Work instruction:
The reply is to be an exact repetition of the entries that follow, with each picture left out.

Source material:

::::

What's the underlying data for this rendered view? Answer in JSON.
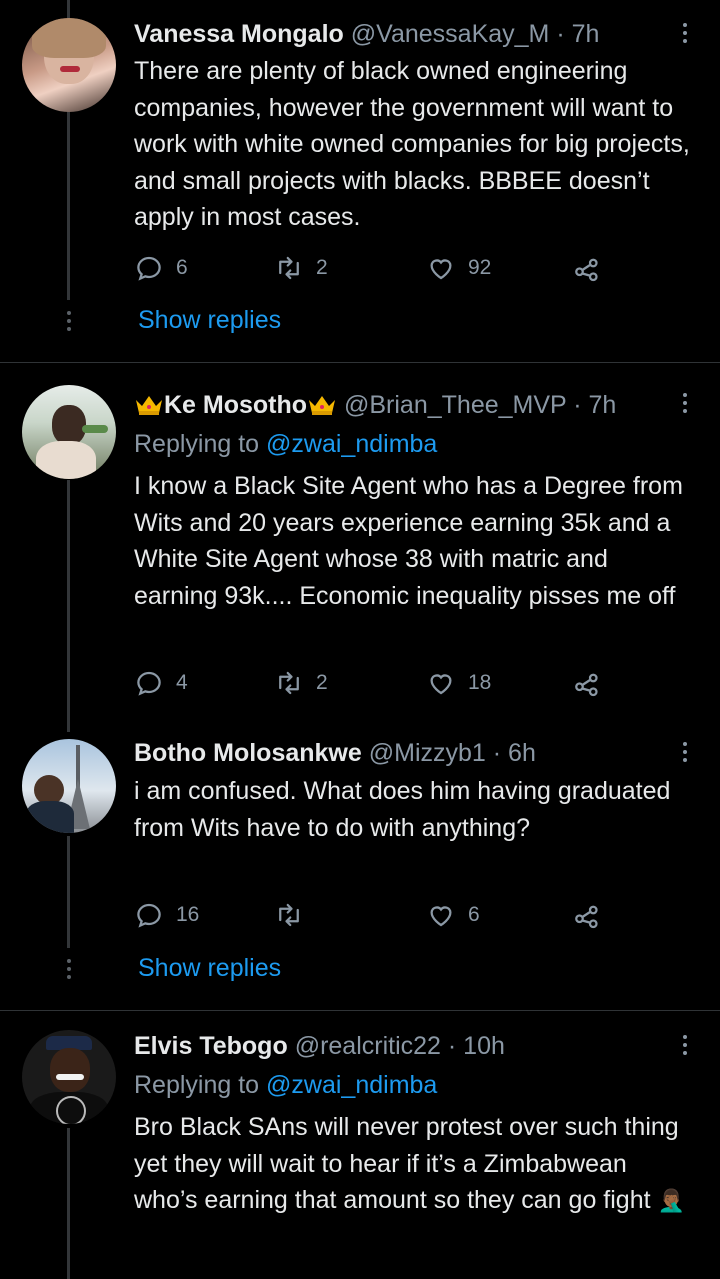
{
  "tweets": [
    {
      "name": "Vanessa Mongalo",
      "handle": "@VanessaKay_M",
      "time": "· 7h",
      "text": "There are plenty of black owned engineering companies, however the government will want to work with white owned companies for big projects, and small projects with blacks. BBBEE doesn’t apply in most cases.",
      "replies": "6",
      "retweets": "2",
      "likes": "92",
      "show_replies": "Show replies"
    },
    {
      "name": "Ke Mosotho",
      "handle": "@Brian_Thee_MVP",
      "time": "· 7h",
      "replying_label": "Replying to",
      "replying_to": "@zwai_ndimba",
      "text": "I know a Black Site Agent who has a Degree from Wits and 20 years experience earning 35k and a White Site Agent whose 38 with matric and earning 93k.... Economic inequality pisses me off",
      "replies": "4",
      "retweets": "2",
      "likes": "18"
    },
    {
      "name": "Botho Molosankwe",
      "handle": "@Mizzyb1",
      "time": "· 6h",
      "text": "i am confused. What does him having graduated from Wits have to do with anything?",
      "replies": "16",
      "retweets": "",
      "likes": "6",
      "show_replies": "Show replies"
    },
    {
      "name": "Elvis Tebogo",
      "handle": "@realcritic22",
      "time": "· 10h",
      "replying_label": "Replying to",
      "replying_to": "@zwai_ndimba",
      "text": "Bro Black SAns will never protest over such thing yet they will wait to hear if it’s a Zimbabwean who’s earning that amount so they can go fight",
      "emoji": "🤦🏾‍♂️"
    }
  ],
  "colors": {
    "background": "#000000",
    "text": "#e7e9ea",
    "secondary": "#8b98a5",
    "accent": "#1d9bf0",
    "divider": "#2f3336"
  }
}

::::

Your solution:
What's the underlying data for this rendered view? Answer in JSON.
{
  "tweets": [
    {
      "name": "Vanessa Mongalo",
      "handle": "@VanessaKay_M",
      "time": "· 7h",
      "text": "There are plenty of black owned engineering companies, however the government will want to work with white owned companies for big projects, and small projects with blacks. BBBEE doesn’t apply in most cases.",
      "replies": "6",
      "retweets": "2",
      "likes": "92",
      "show_replies": "Show replies"
    },
    {
      "name": "Ke Mosotho",
      "handle": "@Brian_Thee_MVP",
      "time": "· 7h",
      "replying_label": "Replying to",
      "replying_to": "@zwai_ndimba",
      "text": "I know a Black Site Agent who has a Degree from Wits and 20 years experience earning 35k and a White Site Agent whose 38 with matric and earning 93k.... Economic inequality pisses me off",
      "replies": "4",
      "retweets": "2",
      "likes": "18"
    },
    {
      "name": "Botho Molosankwe",
      "handle": "@Mizzyb1",
      "time": "· 6h",
      "text": "i am confused. What does him having graduated from Wits have to do with anything?",
      "replies": "16",
      "retweets": "",
      "likes": "6",
      "show_replies": "Show replies"
    },
    {
      "name": "Elvis Tebogo",
      "handle": "@realcritic22",
      "time": "· 10h",
      "replying_label": "Replying to",
      "replying_to": "@zwai_ndimba",
      "text": "Bro Black SAns will never protest over such thing yet they will wait to hear if it’s a Zimbabwean who’s earning that amount so they can go fight",
      "emoji": "🤦🏾‍♂️"
    }
  ],
  "colors": {
    "background": "#000000",
    "text": "#e7e9ea",
    "secondary": "#8b98a5",
    "accent": "#1d9bf0",
    "divider": "#2f3336"
  }
}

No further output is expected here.